It was the turn of the century, and the tech industry was abuzz about the inevitable milestone of a 1-gigahertz microprocessor. The underdog, AMD, beat the microprocessor giant, Intel, to this historic landmark with its Athlon processor operating for the first time ever at 1 gigahertz.
This trend of racing to the next gigahertz milestone continued until a point was hit where, regardless of how much faster the microprocessors became, the user had no significant gain in everyday performance.
Now more than a decade later, megahertz and gigahertz are an afterthought for the new king on the block, battery life.
As computing continues its trek from the home office to the pocket, power efficiency becomes the feature we desire but is hidden behind design and new features. As we demand faster, thinner and lighter devices, compromises commonly are made that decrease the space for a battery.

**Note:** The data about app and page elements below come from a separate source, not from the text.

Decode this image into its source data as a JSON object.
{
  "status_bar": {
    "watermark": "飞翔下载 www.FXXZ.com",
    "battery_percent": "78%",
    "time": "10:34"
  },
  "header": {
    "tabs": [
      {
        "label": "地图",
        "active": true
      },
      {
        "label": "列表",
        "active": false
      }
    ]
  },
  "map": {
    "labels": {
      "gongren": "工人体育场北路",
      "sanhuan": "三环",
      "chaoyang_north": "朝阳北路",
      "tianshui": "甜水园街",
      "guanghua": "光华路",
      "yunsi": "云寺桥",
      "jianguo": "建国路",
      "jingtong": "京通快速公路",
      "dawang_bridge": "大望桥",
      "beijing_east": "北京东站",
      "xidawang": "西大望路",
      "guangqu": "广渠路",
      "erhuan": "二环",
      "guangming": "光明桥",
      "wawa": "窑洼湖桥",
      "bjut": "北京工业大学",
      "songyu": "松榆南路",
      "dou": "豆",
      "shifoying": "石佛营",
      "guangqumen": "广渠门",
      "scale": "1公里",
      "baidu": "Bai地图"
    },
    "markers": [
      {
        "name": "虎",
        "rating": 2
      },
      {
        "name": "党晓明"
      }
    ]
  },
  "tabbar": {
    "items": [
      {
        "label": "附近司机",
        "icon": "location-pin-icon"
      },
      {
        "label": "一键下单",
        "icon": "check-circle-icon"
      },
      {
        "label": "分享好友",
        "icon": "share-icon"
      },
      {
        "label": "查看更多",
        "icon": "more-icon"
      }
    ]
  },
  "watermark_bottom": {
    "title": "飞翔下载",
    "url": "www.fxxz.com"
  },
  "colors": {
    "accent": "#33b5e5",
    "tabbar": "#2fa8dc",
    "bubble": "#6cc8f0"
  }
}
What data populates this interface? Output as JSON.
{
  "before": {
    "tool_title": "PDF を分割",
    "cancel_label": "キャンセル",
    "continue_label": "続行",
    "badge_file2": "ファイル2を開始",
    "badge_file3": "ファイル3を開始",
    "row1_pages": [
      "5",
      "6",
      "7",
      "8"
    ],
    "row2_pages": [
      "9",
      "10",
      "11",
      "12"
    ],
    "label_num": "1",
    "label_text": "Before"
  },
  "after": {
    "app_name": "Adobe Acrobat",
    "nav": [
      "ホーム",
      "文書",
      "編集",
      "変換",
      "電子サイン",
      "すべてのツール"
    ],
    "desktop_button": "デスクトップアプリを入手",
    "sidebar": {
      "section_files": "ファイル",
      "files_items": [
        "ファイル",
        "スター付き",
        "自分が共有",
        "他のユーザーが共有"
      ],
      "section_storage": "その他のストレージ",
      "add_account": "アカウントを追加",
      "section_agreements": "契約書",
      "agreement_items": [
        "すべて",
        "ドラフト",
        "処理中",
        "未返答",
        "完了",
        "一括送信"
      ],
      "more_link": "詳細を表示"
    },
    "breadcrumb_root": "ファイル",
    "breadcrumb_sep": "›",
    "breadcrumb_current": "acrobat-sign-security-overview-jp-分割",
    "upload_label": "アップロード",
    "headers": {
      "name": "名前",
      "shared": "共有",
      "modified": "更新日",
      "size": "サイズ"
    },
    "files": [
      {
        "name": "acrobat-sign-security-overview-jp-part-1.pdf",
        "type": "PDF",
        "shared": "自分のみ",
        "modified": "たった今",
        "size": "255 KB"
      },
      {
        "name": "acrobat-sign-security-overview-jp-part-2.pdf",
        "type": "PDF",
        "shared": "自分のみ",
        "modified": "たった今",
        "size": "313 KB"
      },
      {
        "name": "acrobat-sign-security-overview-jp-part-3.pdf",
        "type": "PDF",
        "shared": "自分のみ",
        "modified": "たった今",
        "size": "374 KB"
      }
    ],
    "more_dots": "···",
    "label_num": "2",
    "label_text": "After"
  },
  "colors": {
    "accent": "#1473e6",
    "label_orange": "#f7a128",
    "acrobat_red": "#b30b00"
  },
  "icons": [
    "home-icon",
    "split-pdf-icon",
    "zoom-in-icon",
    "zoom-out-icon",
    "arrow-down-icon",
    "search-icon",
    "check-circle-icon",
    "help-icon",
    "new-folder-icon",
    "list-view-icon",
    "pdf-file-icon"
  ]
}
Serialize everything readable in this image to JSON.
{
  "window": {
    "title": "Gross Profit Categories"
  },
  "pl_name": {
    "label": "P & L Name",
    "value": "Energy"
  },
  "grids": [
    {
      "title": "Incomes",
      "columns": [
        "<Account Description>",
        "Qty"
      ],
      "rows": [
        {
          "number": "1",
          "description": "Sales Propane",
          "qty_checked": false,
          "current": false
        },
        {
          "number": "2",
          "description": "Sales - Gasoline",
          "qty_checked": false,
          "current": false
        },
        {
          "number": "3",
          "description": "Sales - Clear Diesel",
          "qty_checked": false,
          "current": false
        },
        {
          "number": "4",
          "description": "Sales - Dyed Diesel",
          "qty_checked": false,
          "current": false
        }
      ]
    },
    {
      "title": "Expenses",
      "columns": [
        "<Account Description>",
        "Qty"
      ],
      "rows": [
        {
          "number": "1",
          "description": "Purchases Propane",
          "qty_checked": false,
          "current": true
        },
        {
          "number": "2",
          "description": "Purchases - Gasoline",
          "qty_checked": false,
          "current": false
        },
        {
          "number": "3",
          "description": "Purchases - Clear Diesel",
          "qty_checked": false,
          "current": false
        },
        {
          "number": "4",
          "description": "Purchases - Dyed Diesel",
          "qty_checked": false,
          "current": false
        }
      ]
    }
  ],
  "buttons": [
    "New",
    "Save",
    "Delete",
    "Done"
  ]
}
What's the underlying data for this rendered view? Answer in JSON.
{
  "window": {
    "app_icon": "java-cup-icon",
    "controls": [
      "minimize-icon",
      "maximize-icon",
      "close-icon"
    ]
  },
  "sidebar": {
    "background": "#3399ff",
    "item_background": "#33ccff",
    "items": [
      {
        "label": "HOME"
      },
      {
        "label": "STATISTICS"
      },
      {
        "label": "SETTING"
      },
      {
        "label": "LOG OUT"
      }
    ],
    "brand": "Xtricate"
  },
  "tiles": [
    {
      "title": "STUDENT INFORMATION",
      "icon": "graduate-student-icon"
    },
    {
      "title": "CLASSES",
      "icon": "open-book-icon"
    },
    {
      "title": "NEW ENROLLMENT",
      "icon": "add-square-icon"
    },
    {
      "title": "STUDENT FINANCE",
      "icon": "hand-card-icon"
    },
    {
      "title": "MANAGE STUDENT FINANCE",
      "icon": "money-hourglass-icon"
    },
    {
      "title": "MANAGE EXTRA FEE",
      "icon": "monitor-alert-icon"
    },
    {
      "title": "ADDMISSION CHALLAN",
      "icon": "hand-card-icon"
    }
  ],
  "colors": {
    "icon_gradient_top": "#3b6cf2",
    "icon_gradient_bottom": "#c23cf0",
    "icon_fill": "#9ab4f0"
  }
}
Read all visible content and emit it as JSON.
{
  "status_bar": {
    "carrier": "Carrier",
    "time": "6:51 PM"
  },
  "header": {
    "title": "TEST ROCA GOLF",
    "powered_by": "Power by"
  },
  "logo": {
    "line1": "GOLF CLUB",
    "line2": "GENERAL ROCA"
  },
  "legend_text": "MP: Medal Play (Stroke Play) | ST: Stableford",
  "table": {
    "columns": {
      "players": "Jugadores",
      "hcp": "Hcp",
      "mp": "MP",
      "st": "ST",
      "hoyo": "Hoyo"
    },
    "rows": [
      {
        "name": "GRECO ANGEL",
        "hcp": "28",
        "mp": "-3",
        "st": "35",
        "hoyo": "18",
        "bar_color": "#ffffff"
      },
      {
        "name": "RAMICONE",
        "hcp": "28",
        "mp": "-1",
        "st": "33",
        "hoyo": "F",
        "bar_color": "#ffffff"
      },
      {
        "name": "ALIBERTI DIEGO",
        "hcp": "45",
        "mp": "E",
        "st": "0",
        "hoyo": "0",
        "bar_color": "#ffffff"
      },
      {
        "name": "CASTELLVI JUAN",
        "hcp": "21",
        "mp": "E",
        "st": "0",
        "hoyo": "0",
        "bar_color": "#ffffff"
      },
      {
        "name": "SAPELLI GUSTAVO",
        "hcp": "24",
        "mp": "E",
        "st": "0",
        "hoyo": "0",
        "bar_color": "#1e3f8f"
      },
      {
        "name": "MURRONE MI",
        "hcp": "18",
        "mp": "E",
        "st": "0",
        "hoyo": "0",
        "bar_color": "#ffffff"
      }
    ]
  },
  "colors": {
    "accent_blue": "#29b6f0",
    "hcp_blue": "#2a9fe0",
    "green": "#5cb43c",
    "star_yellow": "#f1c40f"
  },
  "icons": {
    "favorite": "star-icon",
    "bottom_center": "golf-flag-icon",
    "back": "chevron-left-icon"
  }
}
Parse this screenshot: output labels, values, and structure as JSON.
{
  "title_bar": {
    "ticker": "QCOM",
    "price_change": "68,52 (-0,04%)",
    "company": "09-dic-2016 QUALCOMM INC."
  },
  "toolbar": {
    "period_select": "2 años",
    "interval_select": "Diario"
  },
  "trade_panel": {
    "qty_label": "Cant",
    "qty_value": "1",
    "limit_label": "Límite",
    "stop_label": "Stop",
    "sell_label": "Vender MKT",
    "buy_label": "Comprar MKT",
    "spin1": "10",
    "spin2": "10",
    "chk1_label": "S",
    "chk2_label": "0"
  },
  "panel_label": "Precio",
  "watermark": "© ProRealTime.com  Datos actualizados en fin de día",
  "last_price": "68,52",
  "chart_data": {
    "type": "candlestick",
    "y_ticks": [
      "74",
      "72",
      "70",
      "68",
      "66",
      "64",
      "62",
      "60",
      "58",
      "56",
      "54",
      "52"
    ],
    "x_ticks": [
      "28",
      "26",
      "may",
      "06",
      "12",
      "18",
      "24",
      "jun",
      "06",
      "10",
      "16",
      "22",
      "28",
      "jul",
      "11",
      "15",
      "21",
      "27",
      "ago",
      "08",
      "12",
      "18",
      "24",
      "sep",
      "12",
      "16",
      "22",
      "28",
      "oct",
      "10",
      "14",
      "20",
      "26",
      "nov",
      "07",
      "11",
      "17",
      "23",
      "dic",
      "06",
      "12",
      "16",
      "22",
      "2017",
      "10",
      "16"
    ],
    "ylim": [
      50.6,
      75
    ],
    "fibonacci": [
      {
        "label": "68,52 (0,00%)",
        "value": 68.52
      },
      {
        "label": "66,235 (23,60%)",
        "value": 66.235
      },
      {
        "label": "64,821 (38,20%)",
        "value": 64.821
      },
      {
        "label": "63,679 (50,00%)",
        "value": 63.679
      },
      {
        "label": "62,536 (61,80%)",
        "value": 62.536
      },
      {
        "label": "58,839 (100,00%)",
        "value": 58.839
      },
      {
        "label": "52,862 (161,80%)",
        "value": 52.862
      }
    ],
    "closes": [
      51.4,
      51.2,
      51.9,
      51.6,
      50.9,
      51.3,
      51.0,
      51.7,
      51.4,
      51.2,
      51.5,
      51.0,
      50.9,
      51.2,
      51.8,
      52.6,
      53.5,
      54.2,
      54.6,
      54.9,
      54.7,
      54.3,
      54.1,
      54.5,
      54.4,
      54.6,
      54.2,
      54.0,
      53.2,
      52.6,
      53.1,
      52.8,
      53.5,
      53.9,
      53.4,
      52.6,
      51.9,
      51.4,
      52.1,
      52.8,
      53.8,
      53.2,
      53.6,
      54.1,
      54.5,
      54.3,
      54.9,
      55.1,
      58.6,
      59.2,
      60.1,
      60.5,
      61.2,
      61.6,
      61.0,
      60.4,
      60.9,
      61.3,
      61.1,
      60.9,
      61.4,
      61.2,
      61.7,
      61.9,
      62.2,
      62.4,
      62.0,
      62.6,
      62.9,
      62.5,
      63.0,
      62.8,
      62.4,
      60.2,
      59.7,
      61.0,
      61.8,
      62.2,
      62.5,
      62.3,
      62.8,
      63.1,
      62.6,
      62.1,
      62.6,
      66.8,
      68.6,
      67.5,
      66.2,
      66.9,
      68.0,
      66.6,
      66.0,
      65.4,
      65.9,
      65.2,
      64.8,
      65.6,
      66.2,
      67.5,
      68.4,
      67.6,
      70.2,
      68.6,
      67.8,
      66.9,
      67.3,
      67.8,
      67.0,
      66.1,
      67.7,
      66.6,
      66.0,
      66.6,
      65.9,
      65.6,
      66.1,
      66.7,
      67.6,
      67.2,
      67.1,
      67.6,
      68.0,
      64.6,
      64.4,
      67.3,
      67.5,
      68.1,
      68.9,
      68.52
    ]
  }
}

With less space for a battery, engineers rely on two factors – improving battery technology and component power efficiency.
Long gone are the days when devices strictly are sold by speed alone. The microprocessor manufacturers realize this, as each new iteration includes power efficiency improvements with minimal speed increases.
Earlier this year, Apple introduced a laptop that offers 12 hours of battery life. For the first time in a consumer laptop, users have the ability to truly have a full working day’s use on one single charge. This was not obtained by increasing the battery size but by increasing the power efficiency.
Most portable computers now will do what 90 percent of users need to accomplish. Moving forward, battery life and portability is what will set devices apart.
As technology dramatically increases our need for speed has plateaued and this creates the new race – battery life.
Brad Proctor is service manager at University PC Care in Greenville and the former IT manager of the Rocky Mount Telegram.